National debt

The debate over the national debt is one of the biggest, yet least understood, issues of the 2012 election cycle. The mechanisms behind the debt are numerous and complex, and economists do not agree on the terms of the total. The media suggests estimates from $11 trillion to $16 trillion. According to the Treasury Department, the national debt is $15.9 trillion. The size of the debt is important because limitless spending is unsustainable, and if the United States ever defaults on payment, it would not only wreck the U.S. economy but would also send the global economy into depression.

It is important to note that the debt has not caused anything; instead, it is a consequence of choices the country has made in taxing and spending. Every year the government must raise money to run its programs, pay its employees, and provide the services we enjoy as a nation — services including things like the military, Social Security, Medicare/Medicaid, highways and infrastructure, scientific research, and education. These services are popular, and many are essential, but they are costly, so to fund them we need an enormous annual federal budget. The government can finance its budget a few ways: raising taxes, which is politically unpopular; printing money, which leads to inflation; or borrowing money, which creates the debt, through the sale of U.S. Treasury bonds. Borrowing is convenient because it allows the government to spend more money than it makes: it means services aren’t limited to what the government can pay for today. Instead, when the United States borrows, it has access to all the financial resources that any entity would want to lend on credit; the United States will pay them back with interest at some future date. Borrowing pays for expensive government services and allows Americans and American businesses to hang onto their money and spend it in the economy, which in general spurs growth. However, when the government borrows and spends more than it takes in, it runs a deficit. The national debt is the unpaid total of budget deficits, plus interest, year after year.

 

In recent years, the debt has skyrocketed. In 2001, the debt was around $6 trillion, and the White House reports an increase of $12.7 trillion in the last decade. This is an unsustainable trajectory, and according to the Congressional Budget Office, the interest payments alone could bankrupt the government in the not-too-distant future. The danger is that if the people, businesses, and other countries who have lent money to the government begin to doubt that it can pay back what it has borrowed, they will stop lending money, which means it will be harder for the government to come up with money to fund services, and much harder to pay off the enormous debt already owed. Some of these creditors may even request that the government pay them back immediately, and if everybody does this at once, the U.S. Treasury will not be able to pay back all of those loans and will go bankrupt. The War on Terror, steadily increasing healthcare costs, the tax cuts passed by President George W. Bush in 2001 and 2003, tax revenue lost to the recession, and economic stimulus have all contributed to the national debt.
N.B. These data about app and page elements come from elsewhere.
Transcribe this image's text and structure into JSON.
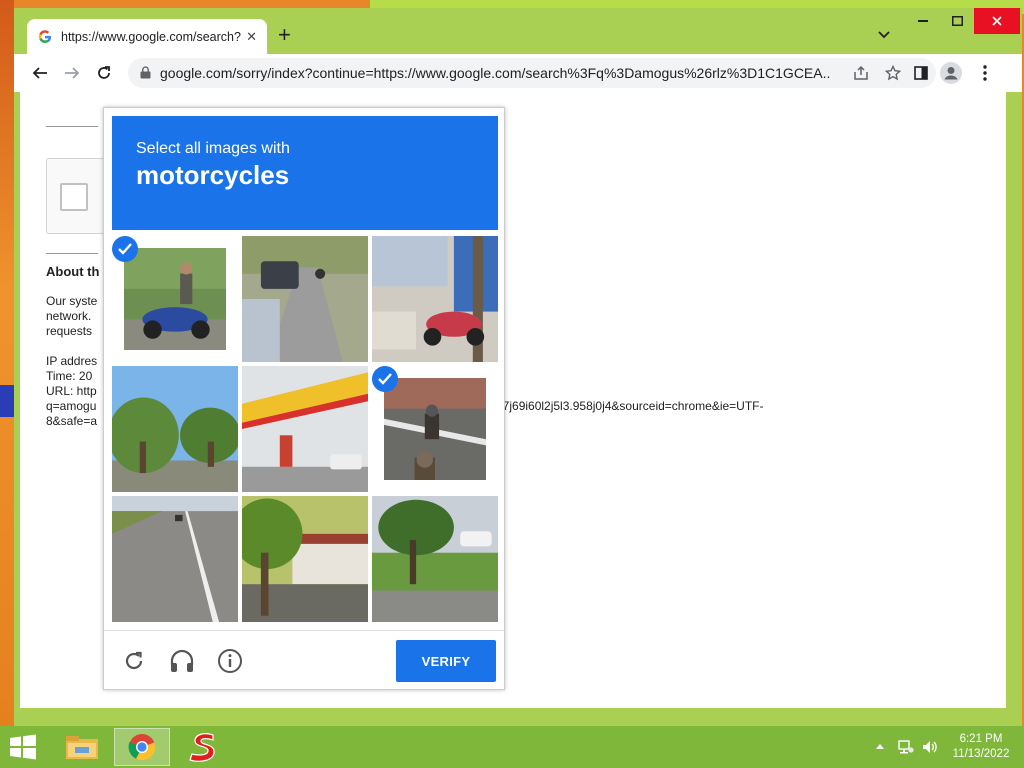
{
  "browser": {
    "tab_title": "https://www.google.com/search?",
    "url": "google.com/sorry/index?continue=https://www.google.com/search%3Fq%3Damogus%26rlz%3D1C1GCEA..."
  },
  "page": {
    "about_heading": "About th",
    "para1": [
      "Our syste",
      "network.",
      "requests"
    ],
    "ip_line": "IP addres",
    "time_line": "Time: 20",
    "url_line": "URL: http",
    "url_line2": "q=amogu",
    "url_line2_tail": "57j69i60l2j5l3.958j0j4&sourceid=chrome&ie=UTF-",
    "url_line3": "8&safe=a"
  },
  "captcha": {
    "instruction": "Select all images with",
    "target": "motorcycles",
    "verify_label": "VERIFY",
    "tiles": [
      {
        "selected": true,
        "desc": "motorcycle-rider"
      },
      {
        "selected": false,
        "desc": "road-car"
      },
      {
        "selected": false,
        "desc": "scooter-shop"
      },
      {
        "selected": false,
        "desc": "trees-road"
      },
      {
        "selected": true,
        "desc": "motorcyclist-road"
      },
      {
        "selected": false,
        "desc": "gas-station"
      },
      {
        "selected": false,
        "desc": "highway"
      },
      {
        "selected": false,
        "desc": "building-trees"
      },
      {
        "selected": false,
        "desc": "roadside-trees"
      }
    ]
  },
  "taskbar": {
    "time": "6:21 PM",
    "date": "11/13/2022"
  }
}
The national debt forms the intersection for two huge 2012 campaign issues: the state of the economy, and the role of government in Americans’ lives. The debt is tied inextricably to government spending, taxes, the stimulus bills, national defense, and entitlement programs like Social Security. Because many American families are currently facing tough economic choices themselves, the debt debate has also been infused with strong emotions and values: themes of outrage, justice, and responsibility. One popular analogy for the national debt that plays on these emotions — one you’re likely to hear both candidates use — is that the government is basically a family running up a credit card. This is a misleading comparison, however, because the government’s debt is much more complex than a family budget.

 

Governor Romney’s budget proposal promises to cut spending. He proposes to balance the budget by repealing the Patient Protection and Affordable Care Act (also known as “Obamacare”) and eliminating all “nonessential” government spending, while extending the full Bush tax cuts and leaving the defense budget untouched. He will point to President Obama’s policies — the stimulus, the Affordable Care Act — and to the debt that has increased by $5 trillion on Obama’s watch, and claim the Obama administration hasn’t been a responsible custodian of the economy. Mr. Romney himself has not been specific about what he considers nonessential spending, but as a candidate he may not have to be. He wants to make the case that he is the candidate who will make the necessary tough decisions to whip the country back into shape. His is a populist argument: taxpayers ought to use their money how they see fit, and the country must bring an irresponsible government under control or face financial catastrophe.

President Obama proposed a budget that significantly increases taxes on the wealthiest Americans and biggest American businesses. He will acknowledge the debt must be controlled, and point to what he believes are the successes of his spending, such as the economic recovery, and all the money that the Affordable Care Act will actually save the country. The president also proposes significant cuts to “excessive” defense spending, and will say he ended a costly and unnecessary war in Iraq and is bringing the troops home from a protracted engagement in Afghanistan. He will agree that the country must cut spending, but with a fragile economy these cuts need to be strategic and balanced with increased revenue. In further contrast to Mr. Romney, Mr. Obama proposes to end the Bush tax cuts on those making more than $250,000, another populist argument: the little guy vs. the selfish and irresponsible business culture that caused the economic crash of 2008. And unlike Mr. Romney, Mr. Obama is obligated to govern: his argument is policy, so he must be specific and bipartisan, and his numbers must add up.

-This article was written by Roger Sollenberger and appears in full in The IDEA Guide to the 2012 U.S. Presidential Elections.